1-2. Residence time in magma reservoir and elementary steps of magma mixing recorded as crystal textures 

 Our extensive petrological studies have revealed magmatic processes under volcanoes, focusing on crystal textures and elemental zoning (e.g., Ti in quartz or Mg/Fe in mafic minerals). Volcanoes in NE Honshu volcanic arc are our main filed, involving Yagen Caldera (Toda et al., 2014), Hakkoda (Ohba et al., 2009; Komatsu and Ohba, 2014), Hachimantai (Ohba et al., 2007 & 2009), Chokai (Ohba et al., 2014). Indonesian volcanoes are our next target; we have started working on western Java. Elementary steps of magma mixing have been deciphered from crystal textures in rocks from Chokai, Hakkoda, and some volcanoes in western Java. Residence time after magma recharge into felsic magma chamber was successfully determined by observing Ti zoning in quartz phenocrysts in tuffs from Yagen Caldera. We use SEM/EDS, EPMA, and CL for the petrographical study, in addition to whole rock chemistry with XRF.


(Fig.2)Oscillatory zoning of plagioclase. BSE image.

2.Geological study 

2-1. Sedimentary process of lahar (volcanic mudflow and debris flow) 

 Geological observation at the northern base of Chokai volcano has elucidated sedimentary processes of lahar and consequent spatial variations of sedimentary facies (Minami et al., 2015). Topographic features of the volcanic fan can be well correlated with the sedimentary facies. We also classified lahar deposits into two according to the matrix component, sand-rich and clay-rich types. The clay-rich type contains hydrothermally altered minerals, implying that the lahar derived from hydrothermal alteration zones in the volcanic edifice. We have started survey of some lahar deposits from other volcanoes. Our new targets are the deposits in other volcanic arcs, e.g. Chilean and Indonesian volcanoes.


(Fig.3)Geological survey of lahar deposit at Purico volcanic complex, Chile

2-2.Eruptive history of active volcanoes 

 Some of our geological studies on Quaternary volcanoes combine stratigraphy with AMS dating and petrography. Eruption history of Chokai volcano was deciphered by the observation to volcanic ash layers preserved in swamp deposits (Ohba et al., 2011). The volcano has intermittently erupted during the last 4000 years with an interval of c. 80 years.


(Fig.4)Geological Survey on volcanic ash from an active volcano

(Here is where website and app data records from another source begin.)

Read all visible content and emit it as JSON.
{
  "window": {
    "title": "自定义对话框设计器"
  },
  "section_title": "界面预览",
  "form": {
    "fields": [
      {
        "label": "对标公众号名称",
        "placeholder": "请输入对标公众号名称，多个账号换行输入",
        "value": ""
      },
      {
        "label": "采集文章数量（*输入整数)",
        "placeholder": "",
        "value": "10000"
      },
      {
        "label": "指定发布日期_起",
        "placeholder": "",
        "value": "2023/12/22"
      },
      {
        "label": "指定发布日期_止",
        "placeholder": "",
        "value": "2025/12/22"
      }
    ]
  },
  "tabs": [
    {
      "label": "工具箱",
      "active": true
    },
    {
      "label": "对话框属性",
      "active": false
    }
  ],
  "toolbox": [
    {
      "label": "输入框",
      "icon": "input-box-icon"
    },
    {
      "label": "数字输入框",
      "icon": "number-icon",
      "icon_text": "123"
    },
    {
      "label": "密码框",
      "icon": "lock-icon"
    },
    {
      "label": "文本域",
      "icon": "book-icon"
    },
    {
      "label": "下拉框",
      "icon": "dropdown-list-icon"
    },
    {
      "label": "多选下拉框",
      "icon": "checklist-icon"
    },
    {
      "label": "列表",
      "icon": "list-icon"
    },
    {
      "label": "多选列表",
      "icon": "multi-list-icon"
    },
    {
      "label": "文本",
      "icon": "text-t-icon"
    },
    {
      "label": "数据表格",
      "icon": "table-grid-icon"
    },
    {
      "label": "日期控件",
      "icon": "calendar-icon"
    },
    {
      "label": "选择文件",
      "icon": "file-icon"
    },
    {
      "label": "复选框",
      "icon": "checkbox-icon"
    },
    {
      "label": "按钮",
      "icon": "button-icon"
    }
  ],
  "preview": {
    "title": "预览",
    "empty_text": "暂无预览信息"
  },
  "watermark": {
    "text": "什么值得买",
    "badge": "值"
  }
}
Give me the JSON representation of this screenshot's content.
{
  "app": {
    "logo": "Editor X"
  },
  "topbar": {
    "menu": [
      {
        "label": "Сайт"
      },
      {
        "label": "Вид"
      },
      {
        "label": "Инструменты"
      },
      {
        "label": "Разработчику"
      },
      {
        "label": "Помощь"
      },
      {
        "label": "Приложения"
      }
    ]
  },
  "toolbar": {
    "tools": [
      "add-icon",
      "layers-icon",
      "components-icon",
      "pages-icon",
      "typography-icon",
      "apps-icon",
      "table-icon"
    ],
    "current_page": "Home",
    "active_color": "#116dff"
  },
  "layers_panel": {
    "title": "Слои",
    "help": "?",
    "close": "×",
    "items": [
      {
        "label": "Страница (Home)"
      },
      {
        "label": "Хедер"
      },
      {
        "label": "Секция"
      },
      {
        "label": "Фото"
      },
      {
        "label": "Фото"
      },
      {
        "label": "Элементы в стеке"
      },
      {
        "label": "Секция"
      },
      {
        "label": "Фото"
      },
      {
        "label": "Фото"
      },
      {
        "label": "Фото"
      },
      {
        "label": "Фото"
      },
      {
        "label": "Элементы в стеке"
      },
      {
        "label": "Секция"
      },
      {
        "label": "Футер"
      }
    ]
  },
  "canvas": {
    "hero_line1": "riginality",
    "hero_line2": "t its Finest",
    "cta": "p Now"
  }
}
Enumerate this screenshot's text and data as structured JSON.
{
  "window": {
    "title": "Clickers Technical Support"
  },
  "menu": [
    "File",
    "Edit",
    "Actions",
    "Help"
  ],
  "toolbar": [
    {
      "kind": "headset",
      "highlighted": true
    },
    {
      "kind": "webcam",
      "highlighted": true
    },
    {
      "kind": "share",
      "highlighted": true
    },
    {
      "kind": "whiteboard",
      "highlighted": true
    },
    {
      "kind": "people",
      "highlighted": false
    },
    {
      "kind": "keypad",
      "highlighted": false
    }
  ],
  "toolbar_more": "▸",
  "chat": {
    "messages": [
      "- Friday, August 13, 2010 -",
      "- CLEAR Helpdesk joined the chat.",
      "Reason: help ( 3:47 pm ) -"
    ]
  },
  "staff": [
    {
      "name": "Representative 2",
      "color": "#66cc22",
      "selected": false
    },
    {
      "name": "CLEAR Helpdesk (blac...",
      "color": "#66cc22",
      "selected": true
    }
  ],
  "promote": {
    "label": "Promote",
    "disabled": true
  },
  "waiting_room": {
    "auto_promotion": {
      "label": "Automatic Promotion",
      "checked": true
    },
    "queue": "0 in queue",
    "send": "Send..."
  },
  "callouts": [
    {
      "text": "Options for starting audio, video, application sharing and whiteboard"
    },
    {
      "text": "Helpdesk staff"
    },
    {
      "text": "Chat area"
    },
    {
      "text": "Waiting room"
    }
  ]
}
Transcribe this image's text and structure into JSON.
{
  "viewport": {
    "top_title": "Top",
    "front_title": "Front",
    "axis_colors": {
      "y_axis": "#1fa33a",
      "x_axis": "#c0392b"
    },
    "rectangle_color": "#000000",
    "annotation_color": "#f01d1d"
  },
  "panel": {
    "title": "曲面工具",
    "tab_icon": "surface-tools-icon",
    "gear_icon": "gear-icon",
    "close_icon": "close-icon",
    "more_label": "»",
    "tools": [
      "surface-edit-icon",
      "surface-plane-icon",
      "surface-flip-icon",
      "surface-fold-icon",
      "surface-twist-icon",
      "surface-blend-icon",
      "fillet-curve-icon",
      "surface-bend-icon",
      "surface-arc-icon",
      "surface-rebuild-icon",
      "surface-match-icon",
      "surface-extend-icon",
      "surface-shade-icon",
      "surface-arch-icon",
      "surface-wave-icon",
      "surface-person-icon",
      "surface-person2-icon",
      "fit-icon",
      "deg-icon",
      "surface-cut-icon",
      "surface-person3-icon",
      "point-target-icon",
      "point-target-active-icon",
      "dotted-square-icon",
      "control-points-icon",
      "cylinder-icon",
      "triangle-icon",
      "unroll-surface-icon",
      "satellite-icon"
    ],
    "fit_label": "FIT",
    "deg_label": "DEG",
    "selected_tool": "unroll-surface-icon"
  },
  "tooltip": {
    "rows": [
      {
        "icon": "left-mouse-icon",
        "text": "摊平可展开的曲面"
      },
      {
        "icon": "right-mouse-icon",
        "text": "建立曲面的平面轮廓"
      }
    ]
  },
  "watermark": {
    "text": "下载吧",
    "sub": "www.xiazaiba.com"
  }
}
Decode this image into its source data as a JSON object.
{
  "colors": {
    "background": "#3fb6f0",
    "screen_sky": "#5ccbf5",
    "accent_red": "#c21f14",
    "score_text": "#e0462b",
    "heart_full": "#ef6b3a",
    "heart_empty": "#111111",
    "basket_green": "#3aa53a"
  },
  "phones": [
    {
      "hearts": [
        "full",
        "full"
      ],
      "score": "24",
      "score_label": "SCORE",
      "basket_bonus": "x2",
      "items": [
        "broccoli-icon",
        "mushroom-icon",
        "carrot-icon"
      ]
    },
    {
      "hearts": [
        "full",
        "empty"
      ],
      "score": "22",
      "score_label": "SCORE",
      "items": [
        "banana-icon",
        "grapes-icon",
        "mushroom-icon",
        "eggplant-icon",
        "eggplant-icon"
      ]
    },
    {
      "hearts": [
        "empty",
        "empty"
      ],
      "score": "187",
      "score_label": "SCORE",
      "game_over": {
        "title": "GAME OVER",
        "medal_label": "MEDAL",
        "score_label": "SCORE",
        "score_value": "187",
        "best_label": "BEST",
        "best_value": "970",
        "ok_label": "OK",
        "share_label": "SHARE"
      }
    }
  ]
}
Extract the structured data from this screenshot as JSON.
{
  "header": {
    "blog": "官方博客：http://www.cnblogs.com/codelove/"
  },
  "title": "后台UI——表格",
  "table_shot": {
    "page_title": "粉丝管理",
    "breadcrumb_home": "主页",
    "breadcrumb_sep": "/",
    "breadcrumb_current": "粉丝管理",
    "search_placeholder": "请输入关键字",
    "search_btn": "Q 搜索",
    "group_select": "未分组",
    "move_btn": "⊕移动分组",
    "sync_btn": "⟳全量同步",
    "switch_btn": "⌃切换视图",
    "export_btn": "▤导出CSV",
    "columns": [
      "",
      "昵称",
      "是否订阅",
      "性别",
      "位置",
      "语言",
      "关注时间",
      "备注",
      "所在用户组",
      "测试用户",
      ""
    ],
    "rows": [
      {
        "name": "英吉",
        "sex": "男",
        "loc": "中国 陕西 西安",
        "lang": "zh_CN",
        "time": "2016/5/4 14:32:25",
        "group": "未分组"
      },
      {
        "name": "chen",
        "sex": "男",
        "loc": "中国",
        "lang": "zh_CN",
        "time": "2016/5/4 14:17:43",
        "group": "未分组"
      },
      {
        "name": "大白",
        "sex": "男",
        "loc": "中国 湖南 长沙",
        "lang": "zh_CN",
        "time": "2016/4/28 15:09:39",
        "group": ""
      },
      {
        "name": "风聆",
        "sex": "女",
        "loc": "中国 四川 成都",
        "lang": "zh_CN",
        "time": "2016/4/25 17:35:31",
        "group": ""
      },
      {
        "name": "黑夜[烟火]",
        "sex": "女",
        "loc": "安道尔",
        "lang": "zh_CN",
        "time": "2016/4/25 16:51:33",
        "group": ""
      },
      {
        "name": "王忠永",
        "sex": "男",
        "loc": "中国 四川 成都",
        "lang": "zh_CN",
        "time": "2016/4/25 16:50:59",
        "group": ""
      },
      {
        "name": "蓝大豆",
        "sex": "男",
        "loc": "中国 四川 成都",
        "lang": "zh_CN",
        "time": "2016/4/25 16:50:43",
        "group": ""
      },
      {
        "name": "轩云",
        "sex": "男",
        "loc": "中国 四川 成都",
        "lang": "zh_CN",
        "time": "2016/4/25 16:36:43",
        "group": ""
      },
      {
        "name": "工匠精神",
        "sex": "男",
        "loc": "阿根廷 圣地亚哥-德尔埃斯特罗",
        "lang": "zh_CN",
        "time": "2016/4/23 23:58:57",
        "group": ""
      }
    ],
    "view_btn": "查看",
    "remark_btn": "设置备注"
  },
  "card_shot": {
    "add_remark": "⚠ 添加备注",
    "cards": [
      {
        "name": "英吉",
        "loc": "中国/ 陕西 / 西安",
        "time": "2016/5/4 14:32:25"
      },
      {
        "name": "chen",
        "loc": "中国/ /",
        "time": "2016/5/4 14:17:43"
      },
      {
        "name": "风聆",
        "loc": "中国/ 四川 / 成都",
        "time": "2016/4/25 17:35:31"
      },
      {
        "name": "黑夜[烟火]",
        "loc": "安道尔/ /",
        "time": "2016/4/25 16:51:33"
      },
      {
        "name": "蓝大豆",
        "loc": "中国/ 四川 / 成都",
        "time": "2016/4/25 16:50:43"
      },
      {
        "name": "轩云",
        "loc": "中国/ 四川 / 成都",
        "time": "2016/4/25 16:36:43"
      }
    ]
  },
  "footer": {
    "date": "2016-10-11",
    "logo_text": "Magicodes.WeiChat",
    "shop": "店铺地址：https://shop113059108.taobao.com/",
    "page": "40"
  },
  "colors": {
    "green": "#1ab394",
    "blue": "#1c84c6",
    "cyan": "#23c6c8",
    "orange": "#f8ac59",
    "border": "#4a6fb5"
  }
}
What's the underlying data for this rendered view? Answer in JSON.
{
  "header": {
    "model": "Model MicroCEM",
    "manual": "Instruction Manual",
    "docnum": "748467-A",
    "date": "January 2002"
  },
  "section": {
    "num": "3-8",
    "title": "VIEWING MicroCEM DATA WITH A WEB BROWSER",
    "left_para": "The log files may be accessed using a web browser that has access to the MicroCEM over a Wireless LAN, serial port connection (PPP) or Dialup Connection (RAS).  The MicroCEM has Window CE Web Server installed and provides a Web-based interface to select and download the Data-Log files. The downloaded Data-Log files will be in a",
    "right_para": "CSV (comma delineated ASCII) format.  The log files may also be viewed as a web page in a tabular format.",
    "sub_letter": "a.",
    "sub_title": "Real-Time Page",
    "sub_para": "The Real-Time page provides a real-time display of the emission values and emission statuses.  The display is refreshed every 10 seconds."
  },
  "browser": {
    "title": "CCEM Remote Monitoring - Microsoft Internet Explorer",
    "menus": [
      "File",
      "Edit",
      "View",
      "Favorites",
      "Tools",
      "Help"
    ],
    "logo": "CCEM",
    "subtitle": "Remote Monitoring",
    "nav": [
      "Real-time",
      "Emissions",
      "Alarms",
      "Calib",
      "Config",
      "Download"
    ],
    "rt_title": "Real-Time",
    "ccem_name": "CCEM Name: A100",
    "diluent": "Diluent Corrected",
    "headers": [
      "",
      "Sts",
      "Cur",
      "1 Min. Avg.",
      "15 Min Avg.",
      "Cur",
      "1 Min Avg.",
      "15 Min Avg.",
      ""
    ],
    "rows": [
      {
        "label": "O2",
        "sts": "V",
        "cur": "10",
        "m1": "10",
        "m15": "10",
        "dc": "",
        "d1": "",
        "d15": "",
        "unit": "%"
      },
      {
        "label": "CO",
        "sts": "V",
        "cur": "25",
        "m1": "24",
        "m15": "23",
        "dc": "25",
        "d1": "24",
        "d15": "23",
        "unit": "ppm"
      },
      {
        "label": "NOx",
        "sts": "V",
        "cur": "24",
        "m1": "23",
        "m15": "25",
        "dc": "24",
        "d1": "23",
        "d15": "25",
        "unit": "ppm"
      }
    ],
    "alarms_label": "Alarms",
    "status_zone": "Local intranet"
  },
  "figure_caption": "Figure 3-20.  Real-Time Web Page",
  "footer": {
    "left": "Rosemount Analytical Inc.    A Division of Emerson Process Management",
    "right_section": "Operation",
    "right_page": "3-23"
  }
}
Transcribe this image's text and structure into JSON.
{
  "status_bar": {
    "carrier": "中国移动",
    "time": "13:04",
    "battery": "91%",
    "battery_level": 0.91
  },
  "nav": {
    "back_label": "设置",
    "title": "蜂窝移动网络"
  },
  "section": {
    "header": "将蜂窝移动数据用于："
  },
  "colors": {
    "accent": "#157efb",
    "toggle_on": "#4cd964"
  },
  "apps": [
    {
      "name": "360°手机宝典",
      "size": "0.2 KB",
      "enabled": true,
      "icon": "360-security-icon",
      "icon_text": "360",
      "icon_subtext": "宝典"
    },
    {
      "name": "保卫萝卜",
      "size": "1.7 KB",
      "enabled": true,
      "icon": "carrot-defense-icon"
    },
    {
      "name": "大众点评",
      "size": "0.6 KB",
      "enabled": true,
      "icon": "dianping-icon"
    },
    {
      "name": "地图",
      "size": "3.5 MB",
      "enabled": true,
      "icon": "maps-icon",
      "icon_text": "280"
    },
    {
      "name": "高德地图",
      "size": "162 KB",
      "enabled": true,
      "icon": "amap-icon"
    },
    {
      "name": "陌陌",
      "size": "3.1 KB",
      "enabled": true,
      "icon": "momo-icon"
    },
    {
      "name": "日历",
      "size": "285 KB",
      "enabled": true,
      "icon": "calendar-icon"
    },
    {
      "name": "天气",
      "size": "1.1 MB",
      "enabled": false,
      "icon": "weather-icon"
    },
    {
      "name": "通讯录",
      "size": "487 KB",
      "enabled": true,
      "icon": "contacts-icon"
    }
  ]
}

2-3. Study of caldera formation 

 Stratigraphy, geologic structure and petrological characteristics of pyroclastic deposits from caldera eruptions reflect formative processes of the caldera volcano. We have observed out-flow deposits distributed around Osaki area, Miyagi, and caldera-fill deposits in Yagen Caldera, Aomori (Toda et al., 2014), and in Sanzugawa Caldera, Akita (Oki and Ohba, 2014).


(Fig.5)Geological survey at Sanzugawa Caldera.